decisions made by your Students' Union by becoming a student senator, a member of the scrutiny
committee or part of the Officer's Executive Committee.Get in touch at Elections@cardiff.ac.uk to find out more.
Reach out to the University
If meeting new people in person feels too difficult at the moment, or there restrictions in place preventing you
from doing so, you can take a look at some of the online support pages and communities you can join, such as
the University’s multi-faith Chaplaincy and Browzer, the Residence
Life Team’s platform aimed at building a sense of community for students in halls of residence. Of
note, during the Coronavirus pandemic, the Chaplaincy are running weekly 'Walk
and Talk' social activities with the chaplains and their dogs.
Keeping an online blog or sharing experiences on social media can be another way of making connections online. You
can follow the Residence Life Team’s Instagram
page too, which is full of tips and videos on a variety of topics.
The University will also be running the Wellbeing
Champions programme this year, with opportunities to get involved and meet like-minded peers, as well
as deliver valuable peer support to fellow students.
Talk to friends and family about how you are feeling.

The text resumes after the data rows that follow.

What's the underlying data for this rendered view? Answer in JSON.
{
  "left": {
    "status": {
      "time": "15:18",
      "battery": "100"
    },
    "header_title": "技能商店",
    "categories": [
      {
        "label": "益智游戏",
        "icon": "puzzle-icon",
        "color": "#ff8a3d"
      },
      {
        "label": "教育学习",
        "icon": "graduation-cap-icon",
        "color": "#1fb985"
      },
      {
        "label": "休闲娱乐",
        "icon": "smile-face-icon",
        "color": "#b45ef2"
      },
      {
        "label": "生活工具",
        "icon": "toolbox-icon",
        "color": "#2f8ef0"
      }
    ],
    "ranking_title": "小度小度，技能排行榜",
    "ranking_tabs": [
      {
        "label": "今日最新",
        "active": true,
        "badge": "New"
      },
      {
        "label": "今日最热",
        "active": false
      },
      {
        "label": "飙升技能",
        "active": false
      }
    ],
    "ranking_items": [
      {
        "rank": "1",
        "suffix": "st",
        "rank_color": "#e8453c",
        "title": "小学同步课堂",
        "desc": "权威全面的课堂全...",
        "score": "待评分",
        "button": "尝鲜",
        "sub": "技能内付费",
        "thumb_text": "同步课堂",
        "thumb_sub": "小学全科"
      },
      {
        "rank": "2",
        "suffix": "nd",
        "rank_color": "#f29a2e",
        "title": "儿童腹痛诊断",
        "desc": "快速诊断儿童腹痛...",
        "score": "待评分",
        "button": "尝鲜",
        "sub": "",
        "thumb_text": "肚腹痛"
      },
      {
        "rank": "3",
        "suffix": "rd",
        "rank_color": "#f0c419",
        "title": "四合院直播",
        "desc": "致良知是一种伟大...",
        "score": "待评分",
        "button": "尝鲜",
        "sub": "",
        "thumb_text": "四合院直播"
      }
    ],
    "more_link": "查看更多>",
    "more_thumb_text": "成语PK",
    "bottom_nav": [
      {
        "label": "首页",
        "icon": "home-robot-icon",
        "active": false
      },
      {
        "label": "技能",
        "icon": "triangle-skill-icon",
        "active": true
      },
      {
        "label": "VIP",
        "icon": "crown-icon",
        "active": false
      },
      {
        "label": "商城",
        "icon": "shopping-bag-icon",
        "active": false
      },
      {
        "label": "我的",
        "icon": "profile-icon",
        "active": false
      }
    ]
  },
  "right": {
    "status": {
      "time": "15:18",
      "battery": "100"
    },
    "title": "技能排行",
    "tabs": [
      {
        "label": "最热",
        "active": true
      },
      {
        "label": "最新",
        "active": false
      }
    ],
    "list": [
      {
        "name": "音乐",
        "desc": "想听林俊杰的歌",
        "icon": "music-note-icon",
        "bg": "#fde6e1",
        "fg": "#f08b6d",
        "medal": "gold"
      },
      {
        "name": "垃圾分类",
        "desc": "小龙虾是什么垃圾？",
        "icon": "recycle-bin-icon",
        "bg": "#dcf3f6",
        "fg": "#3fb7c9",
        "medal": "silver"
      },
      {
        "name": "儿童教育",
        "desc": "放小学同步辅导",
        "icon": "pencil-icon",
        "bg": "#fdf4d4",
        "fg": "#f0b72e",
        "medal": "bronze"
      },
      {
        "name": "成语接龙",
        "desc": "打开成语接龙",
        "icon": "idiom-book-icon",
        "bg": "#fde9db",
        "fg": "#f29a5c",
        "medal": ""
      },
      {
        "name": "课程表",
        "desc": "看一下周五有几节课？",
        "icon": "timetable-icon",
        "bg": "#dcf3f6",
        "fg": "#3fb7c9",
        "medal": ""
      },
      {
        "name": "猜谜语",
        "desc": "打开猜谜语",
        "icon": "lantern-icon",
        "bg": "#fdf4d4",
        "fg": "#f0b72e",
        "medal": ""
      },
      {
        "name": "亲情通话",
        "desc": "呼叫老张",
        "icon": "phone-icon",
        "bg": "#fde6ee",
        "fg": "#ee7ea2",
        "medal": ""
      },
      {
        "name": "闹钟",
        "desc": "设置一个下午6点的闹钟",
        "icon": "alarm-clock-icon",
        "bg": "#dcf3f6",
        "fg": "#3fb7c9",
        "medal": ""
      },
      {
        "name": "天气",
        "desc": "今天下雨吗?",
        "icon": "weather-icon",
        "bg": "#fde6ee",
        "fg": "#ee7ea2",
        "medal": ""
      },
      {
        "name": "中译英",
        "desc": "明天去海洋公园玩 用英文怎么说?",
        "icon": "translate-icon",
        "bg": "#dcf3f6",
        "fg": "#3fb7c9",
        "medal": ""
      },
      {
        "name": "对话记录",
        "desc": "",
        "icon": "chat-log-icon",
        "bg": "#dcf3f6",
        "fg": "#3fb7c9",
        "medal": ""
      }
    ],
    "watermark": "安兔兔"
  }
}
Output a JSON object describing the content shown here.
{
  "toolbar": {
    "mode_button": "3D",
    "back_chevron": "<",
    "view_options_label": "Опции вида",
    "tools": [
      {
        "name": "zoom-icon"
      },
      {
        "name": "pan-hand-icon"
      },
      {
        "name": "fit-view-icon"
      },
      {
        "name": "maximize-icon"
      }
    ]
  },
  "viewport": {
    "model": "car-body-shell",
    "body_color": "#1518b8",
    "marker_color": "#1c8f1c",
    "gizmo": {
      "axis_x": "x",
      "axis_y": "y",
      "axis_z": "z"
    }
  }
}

It can help to talk things through and work out ways of
overcoming these feelings with somebody you know and trust. If you feel able to talk to a housemate or a friend at
University, you’ll probably find that you’re not alone in how you are feeling; shared feelings and
experiences can be a really effective way of connecting with others.
During times of restricted physical contact, be sure to utilise free to use online platforms such as Skype, Zoom and
WhatsApp to contact friends and family. Consider trying to arrange regular online conversations among friendship
groups or family and try something like organising a quiz to ensure that everyone is as engaged as possible and the
time is well spent.
If you are looking for an online platform that can offer 24/7 support, in addition to being a friendly, social
environment, you can download the TalkCampus
app at any time. You will be connected to someone who you can talk to and the app will also give you
access to a social network in which you can anonymously express how you’re feeling and receive support from
When we feel lonely, we may spend more time thinking about the past and worrying about the future. This can leave us
feeling low and anxious. Focusing on the present by bringing our attention to the here-and-now is an effective way
of moving away from negative and unhelpful thoughts.
Practicing mindfulness can be a good way to focus on the present, though it may need some practice to work properly.
You can view the University's pre-recorded Introduction to Mindfulness workshop on their Events
page. If you are interested in mindfulness, you can visit the Mindfulness for Students website and/or download the Headspace App.
The University have also produced two videos to help you get started:
If loneliness, isolation and/or homesickness are affecting your mental health, you may need to consider getting some
help. Further information is available on our Mental
Student Advice is a free, confidential and independent service available for students of Cardiff University. We are
independent of the University and our role is to give you impartial advice and guidance and help you understand the
options available to you.
If loneliness and/or homesickness are impacting your wellbeing and/or ability to study and perform at your usual
level, we can
- advise you on how to report Extenuating Circumstances to the University;
- advise you on how to submit and Academic Appeal if you have missed the Extenuating Circumstances deadline, or you
circumstances have been refused;
- advise you on how to take an Interruption of Study and what you need to think about when deciding what to do;
- signpost you to other support services.
Sources of Support
University Support Services: Intranet and SU Website Links
Student Led Services
Cardiff Based Support
Contact Student Advice
+44 (0)2920 781410